Though still technically allowed to run delivery/pick up service, many of the restaurants have closed. Restaurants in New York, even the top ones with the Big Name Chefs, run on a very, very narrow margin. The restaurants everyone has seen on tv shows/movies, read about in Page 6, and or the local corner joints that have been serving locals for decades. Katz’s Deli (1903), Lombardi’s Pizza (1905), Peter Luger (1887), Tavern on the Green (1934), The Rainbow Room (1934), Totonno’s (1924), The Russian Tea Room (1927), Delmonico’s (1837), Sylvia’s (1962), Nathan’s (1916), Jing Fong (1978), Russ & Daughters (1914), Barney Greengrass (1908) and I’m guessing literally, easily, a hundred others people world wide would recognize the name or interior shots of. Weeks/months of no income?

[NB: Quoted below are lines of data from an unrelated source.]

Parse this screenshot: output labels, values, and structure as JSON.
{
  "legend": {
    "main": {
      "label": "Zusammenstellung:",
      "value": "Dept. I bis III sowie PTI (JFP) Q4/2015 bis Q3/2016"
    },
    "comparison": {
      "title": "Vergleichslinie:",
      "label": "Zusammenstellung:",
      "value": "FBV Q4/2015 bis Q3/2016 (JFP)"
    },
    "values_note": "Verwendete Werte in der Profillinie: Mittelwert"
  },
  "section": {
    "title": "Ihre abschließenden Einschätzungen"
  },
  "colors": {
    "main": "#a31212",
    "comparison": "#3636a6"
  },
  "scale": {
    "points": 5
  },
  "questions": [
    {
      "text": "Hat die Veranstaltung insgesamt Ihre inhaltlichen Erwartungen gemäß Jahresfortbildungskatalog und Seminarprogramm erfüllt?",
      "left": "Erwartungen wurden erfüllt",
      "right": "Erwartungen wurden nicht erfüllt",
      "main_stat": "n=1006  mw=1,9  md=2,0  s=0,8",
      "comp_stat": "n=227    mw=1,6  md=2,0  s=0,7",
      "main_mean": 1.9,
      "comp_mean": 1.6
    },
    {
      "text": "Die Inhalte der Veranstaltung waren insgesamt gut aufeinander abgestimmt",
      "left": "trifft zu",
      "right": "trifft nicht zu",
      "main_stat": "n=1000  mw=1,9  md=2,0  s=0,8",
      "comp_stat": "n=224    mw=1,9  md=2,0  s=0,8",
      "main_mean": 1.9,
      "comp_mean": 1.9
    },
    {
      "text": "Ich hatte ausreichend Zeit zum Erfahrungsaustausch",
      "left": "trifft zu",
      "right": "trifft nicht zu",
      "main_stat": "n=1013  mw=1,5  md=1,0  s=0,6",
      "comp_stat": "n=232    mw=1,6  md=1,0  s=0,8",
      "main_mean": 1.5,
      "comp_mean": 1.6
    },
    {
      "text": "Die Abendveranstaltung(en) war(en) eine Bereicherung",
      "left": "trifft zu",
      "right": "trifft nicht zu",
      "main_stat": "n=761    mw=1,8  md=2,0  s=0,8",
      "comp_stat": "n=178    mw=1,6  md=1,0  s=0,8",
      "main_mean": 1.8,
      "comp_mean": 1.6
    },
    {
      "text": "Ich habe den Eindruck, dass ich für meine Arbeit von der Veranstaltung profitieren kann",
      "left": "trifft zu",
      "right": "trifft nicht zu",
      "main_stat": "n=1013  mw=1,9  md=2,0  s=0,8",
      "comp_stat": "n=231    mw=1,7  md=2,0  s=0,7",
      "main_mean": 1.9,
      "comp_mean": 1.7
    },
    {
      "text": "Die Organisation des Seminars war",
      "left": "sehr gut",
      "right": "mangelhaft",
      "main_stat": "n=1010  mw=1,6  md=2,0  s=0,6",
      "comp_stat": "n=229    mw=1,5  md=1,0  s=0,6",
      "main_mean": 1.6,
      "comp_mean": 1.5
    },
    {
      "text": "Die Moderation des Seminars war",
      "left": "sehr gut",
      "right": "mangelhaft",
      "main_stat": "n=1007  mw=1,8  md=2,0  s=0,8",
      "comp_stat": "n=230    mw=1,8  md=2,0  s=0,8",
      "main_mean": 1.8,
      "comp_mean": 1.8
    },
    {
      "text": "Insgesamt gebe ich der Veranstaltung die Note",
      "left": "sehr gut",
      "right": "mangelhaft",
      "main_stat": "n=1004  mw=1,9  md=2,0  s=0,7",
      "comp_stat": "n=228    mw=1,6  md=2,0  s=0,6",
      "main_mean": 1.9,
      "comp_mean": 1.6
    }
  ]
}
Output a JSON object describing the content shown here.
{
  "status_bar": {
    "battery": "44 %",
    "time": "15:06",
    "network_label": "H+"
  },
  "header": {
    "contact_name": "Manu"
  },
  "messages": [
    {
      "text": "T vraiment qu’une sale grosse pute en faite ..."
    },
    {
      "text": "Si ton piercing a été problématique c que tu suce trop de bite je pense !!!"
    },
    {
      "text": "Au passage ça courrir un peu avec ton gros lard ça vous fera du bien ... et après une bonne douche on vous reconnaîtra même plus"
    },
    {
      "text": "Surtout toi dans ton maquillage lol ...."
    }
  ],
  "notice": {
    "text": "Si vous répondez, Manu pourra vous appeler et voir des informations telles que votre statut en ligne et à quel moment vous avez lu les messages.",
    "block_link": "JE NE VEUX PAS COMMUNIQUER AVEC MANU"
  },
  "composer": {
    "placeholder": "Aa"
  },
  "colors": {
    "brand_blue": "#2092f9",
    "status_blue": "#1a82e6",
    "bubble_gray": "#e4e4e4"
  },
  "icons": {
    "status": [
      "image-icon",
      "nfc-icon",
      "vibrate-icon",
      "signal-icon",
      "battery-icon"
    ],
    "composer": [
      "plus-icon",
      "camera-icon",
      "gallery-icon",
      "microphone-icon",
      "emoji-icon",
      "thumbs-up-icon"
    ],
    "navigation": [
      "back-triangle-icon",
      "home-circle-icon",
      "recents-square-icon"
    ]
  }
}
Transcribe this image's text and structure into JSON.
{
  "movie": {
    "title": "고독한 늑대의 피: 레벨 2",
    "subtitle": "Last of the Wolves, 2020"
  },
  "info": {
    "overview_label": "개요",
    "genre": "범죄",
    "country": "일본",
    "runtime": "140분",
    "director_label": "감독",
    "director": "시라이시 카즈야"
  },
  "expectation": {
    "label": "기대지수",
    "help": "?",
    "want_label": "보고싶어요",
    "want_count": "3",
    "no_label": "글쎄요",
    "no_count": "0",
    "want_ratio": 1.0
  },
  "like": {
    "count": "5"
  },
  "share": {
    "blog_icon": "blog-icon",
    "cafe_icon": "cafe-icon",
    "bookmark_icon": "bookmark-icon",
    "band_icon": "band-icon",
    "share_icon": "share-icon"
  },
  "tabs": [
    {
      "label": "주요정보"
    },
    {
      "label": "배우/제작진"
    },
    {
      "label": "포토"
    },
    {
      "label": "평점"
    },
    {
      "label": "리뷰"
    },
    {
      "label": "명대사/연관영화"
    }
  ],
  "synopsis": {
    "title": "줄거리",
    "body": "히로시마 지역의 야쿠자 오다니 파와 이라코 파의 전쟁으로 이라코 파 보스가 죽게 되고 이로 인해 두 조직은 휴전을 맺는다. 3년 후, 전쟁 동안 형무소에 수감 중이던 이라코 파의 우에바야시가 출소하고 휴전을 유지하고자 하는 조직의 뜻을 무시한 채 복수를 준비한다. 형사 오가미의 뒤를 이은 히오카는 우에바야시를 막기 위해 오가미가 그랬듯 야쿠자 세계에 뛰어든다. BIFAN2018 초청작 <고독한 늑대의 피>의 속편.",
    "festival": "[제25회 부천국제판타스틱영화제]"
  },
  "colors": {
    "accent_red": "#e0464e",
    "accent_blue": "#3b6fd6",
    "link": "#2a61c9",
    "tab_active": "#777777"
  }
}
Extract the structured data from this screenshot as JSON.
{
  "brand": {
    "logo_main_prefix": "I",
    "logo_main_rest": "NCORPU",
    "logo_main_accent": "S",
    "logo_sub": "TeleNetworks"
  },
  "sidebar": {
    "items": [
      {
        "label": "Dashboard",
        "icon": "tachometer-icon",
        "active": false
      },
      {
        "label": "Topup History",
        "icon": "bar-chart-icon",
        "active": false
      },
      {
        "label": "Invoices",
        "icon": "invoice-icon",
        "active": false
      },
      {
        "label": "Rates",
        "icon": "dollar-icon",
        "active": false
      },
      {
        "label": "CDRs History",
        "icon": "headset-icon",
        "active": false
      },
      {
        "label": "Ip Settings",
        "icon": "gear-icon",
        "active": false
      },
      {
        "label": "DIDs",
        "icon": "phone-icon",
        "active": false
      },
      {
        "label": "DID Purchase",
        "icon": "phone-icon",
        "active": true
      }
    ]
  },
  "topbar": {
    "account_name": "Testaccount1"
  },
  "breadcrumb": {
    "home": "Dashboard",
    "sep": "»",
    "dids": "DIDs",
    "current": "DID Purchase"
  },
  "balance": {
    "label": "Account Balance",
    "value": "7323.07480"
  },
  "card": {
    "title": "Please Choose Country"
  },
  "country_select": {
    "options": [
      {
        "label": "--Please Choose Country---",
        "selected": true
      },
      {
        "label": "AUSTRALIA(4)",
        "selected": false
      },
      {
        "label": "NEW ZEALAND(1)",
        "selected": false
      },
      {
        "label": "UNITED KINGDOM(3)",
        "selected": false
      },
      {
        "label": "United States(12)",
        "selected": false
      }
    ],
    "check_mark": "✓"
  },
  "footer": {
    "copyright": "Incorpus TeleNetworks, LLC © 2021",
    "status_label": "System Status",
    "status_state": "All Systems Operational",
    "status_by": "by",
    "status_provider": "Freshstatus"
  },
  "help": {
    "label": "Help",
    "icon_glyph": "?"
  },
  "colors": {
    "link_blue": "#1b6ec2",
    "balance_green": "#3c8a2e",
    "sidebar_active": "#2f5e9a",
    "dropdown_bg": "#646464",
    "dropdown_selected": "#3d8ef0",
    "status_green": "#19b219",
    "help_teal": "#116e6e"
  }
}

And the shops. Not just the big names that are more of a tourist attraction than shopping expedition for most (Bloomingdale’s, Tiffany’s, Bergdorf Goodman), but the ones that are known through the city and often across the world. Shops that represent New York, make this city this city. Mood Fabric, Matt Umanov Guitar’s, Rudy’s Music, Canal Street Market, Moscot’s Eyewear, Kiehl’s, and on and on and on. I can’t think anymore.
I’m no stranger to long running businesses closing their doors, no New Yorker is. With the rise of commercial rents having gone from ludicrous to impossible over the past couple of decades, the sight of a beloved local shop gated with a big long sign saying goodbye, thank you, and after X generations we’ve had to close because we lost our lease (only to sit empty for months, years, before being replaced by yet another half empty high rise, a CVS, a Starbucks, a bank whose name is going to change by the time you blink because it’s been absorbed by another bank) is a familiar one. Always a moment for sadness and reflection on how very clean and cold and corporate so many old favorite areas have become. But not everywhere, and not all the businesses.
So I’m thinking, when we get to the other side of this–and we will, whether it’s weeks, months, or over a year–what will be left of New York? My New York, our New York. Who and what businesses will be able to ride it out in this city of those that represent the city and the people in it, not the chain outposts that are already all too common a sight. Yes, we are a constantly evolving city, it’s what allowed it to become an icon and identity unto itself, self-absorbed though it may be. But those often small, multi-generational, not necessarily big name or big dollar places? They’re the heart that keeps beating.